• [Work task]: Write out the data word for word, taking care that no picture is carried over.

• [Data items]:

....

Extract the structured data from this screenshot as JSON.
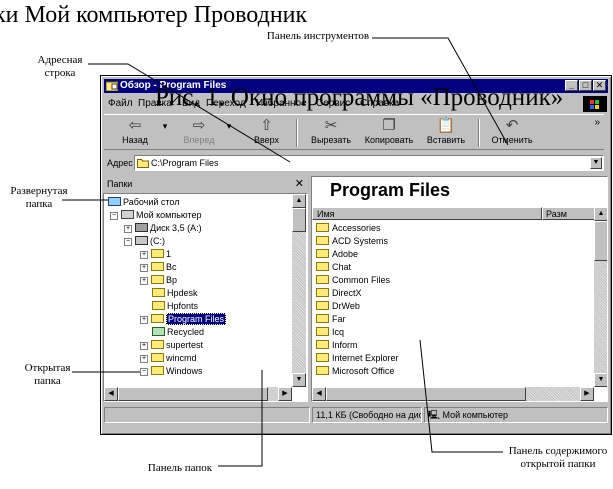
{
  "captions": {
    "top": "ки Мой компьютер Проводник",
    "figure": "Рис. 1. Окно программы «Проводник»"
  },
  "callouts": {
    "address_bar": "Адресная строка",
    "toolbar": "Панель инструментов",
    "expanded_folder": "Развернутая папка",
    "opened_folder": "Открытая папка",
    "folders_pane": "Панель папок",
    "contents_pane": "Панель содержимого открытой папки"
  },
  "window": {
    "title": "Обзор - Program Files",
    "controls": {
      "minimize": "_",
      "maximize": "□",
      "close": "✕"
    }
  },
  "menu": [
    "Файл",
    "Правка",
    "Вид",
    "Переход",
    "Избранное",
    "Сервис",
    "Справка"
  ],
  "toolbar": {
    "back": "Назад",
    "forward": "Вперед",
    "up": "Вверх",
    "cut": "Вырезать",
    "copy": "Копировать",
    "paste": "Вставить",
    "undo": "Отменить",
    "more": "»"
  },
  "address": {
    "label": "Адрес",
    "value": "C:\\Program Files"
  },
  "folder_pane": {
    "header": "Папки",
    "close": "✕",
    "tree": [
      {
        "label": "Рабочий стол",
        "expander": "",
        "icon": "desktop-icon"
      },
      {
        "label": "Мой компьютер",
        "expander": "−",
        "icon": "computer-icon"
      },
      {
        "label": "Диск 3,5 (A:)",
        "expander": "+",
        "icon": "floppy-icon"
      },
      {
        "label": "(C:)",
        "expander": "−",
        "icon": "harddisk-icon"
      },
      {
        "label": "1",
        "expander": "+",
        "icon": "folder-icon"
      },
      {
        "label": "Bc",
        "expander": "+",
        "icon": "folder-icon"
      },
      {
        "label": "Bp",
        "expander": "+",
        "icon": "folder-icon"
      },
      {
        "label": "Hpdesk",
        "expander": "",
        "icon": "folder-icon"
      },
      {
        "label": "Hpfonts",
        "expander": "",
        "icon": "folder-icon"
      },
      {
        "label": "Program Files",
        "expander": "+",
        "icon": "folder-open-icon",
        "selected": true
      },
      {
        "label": "Recycled",
        "expander": "",
        "icon": "recycle-bin-icon"
      },
      {
        "label": "supertest",
        "expander": "+",
        "icon": "folder-icon"
      },
      {
        "label": "wincmd",
        "expander": "+",
        "icon": "folder-icon"
      },
      {
        "label": "Windows",
        "expander": "−",
        "icon": "folder-icon"
      }
    ]
  },
  "content_pane": {
    "title": "Program Files",
    "columns": {
      "name": "Имя",
      "size": "Разм"
    },
    "items": [
      "Accessories",
      "ACD Systems",
      "Adobe",
      "Chat",
      "Common Files",
      "DirectX",
      "DrWeb",
      "Far",
      "Icq",
      "Inform",
      "Internet Explorer",
      "Microsoft Office"
    ]
  },
  "status": {
    "free": "11,1 КБ (Свободно на дис",
    "location": "Мой компьютер"
  },
  "colors": {
    "titlebar": "#000080",
    "face": "#c0c0c0",
    "folder": "#ffeb7a"
  }
}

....

• [Answer to this exercise]:
Extract the structured data from this screenshot as JSON.
{
  "captions": {
    "top": "ки Мой компьютер Проводник",
    "figure": "Рис. 1. Окно программы «Проводник»"
  },
  "callouts": {
    "address_bar": "Адресная строка",
    "toolbar": "Панель инструментов",
    "expanded_folder": "Развернутая папка",
    "opened_folder": "Открытая папка",
    "folders_pane": "Панель папок",
    "contents_pane": "Панель содержимого открытой папки"
  },
  "window": {
    "title": "Обзор - Program Files",
    "controls": {
      "minimize": "_",
      "maximize": "□",
      "close": "✕"
    }
  },
  "menu": [
    "Файл",
    "Правка",
    "Вид",
    "Переход",
    "Избранное",
    "Сервис",
    "Справка"
  ],
  "toolbar": {
    "back": "Назад",
    "forward": "Вперед",
    "up": "Вверх",
    "cut": "Вырезать",
    "copy": "Копировать",
    "paste": "Вставить",
    "undo": "Отменить",
    "more": "»"
  },
  "address": {
    "label": "Адрес",
    "value": "C:\\Program Files"
  },
  "folder_pane": {
    "header": "Папки",
    "close": "✕",
    "tree": [
      {
        "label": "Рабочий стол",
        "expander": "",
        "icon": "desktop-icon"
      },
      {
        "label": "Мой компьютер",
        "expander": "−",
        "icon": "computer-icon"
      },
      {
        "label": "Диск 3,5 (A:)",
        "expander": "+",
        "icon": "floppy-icon"
      },
      {
        "label": "(C:)",
        "expander": "−",
        "icon": "harddisk-icon"
      },
      {
        "label": "1",
        "expander": "+",
        "icon": "folder-icon"
      },
      {
        "label": "Bc",
        "expander": "+",
        "icon": "folder-icon"
      },
      {
        "label": "Bp",
        "expander": "+",
        "icon": "folder-icon"
      },
      {
        "label": "Hpdesk",
        "expander": "",
        "icon": "folder-icon"
      },
      {
        "label": "Hpfonts",
        "expander": "",
        "icon": "folder-icon"
      },
      {
        "label": "Program Files",
        "expander": "+",
        "icon": "folder-open-icon",
        "selected": true
      },
      {
        "label": "Recycled",
        "expander": "",
        "icon": "recycle-bin-icon"
      },
      {
        "label": "supertest",
        "expander": "+",
        "icon": "folder-icon"
      },
      {
        "label": "wincmd",
        "expander": "+",
        "icon": "folder-icon"
      },
      {
        "label": "Windows",
        "expander": "−",
        "icon": "folder-icon"
      }
    ]
  },
  "content_pane": {
    "title": "Program Files",
    "columns": {
      "name": "Имя",
      "size": "Разм"
    },
    "items": [
      "Accessories",
      "ACD Systems",
      "Adobe",
      "Chat",
      "Common Files",
      "DirectX",
      "DrWeb",
      "Far",
      "Icq",
      "Inform",
      "Internet Explorer",
      "Microsoft Office"
    ]
  },
  "status": {
    "free": "11,1 КБ (Свободно на дис",
    "location": "Мой компьютер"
  },
  "colors": {
    "titlebar": "#000080",
    "face": "#c0c0c0",
    "folder": "#ffeb7a"
  }
}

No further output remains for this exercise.